Northern Arizona University and the Flagstaff YMCA have a mutual interest in helping youth make the most of their lives, and now the two are joining forces to advance that shared vision.

NAU and the Flagstaff YMCA will open the Northern Arizona College Resource Center when the new YMCA building opens in January.

“The College Resource Center is intended to help increase the number of students who pursue a higher education by helping students and families understand what their options are, how to plan and apply for college and how to apply for financial assistance,” said Erin Grisham, executive director of NAU’s Educational Support Services and member of the Flagstaff YMCA board of directors.

The center, which will be housed in the YMCA’s Youth Center, will feature a computer lab and also will help students prepare for college placement exams and standardized tests for college admissions.

The center’s services will be available to all northern Arizona youths and their families, and membership to the YMCA is not required. The Flagstaff YMCA is covering the overhead and operating costs in addition to providing the space for the center.

“The YMCA is about spirit, mind and body,” said Paul Giguere, executive director of the Flagstaff YMCA. “It’s not just a place to go play basketball. The focus is on what youth can do to make the world a better place.”

Noting that Martin Luther King Jr. was once part of the YMCA, Giguere said, “You never know who is going to be the next youth to come in and see their potential and make an impact on society.”

Coral Zayas is one of two full-time AmeriCorps VISTA members from NAU who will staff the center. A first-generation college student whose family is from Puerto Rico, Zayas said her message to students who come to the center is, “It doesn’t matter what background you’re from.

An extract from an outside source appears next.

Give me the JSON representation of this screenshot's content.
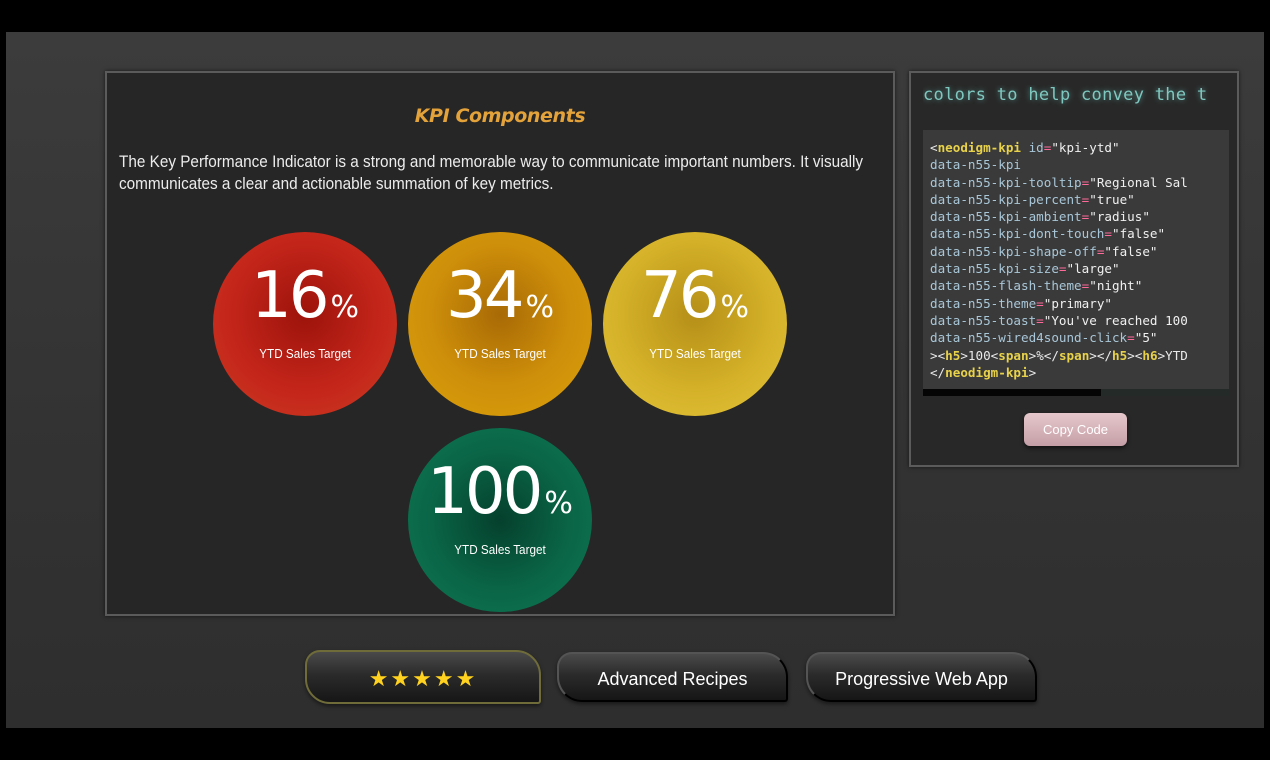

Education can open so many doors, and everyone is there helping you, especially at NAU.”

NAU’s Educational Support Services manages the AmeriCorps VISTA on campus and has been providing outreach services to about 3,500 students and families in northern Arizona for more than 25 years through its TRIO programs funded by the U.S. Department of Education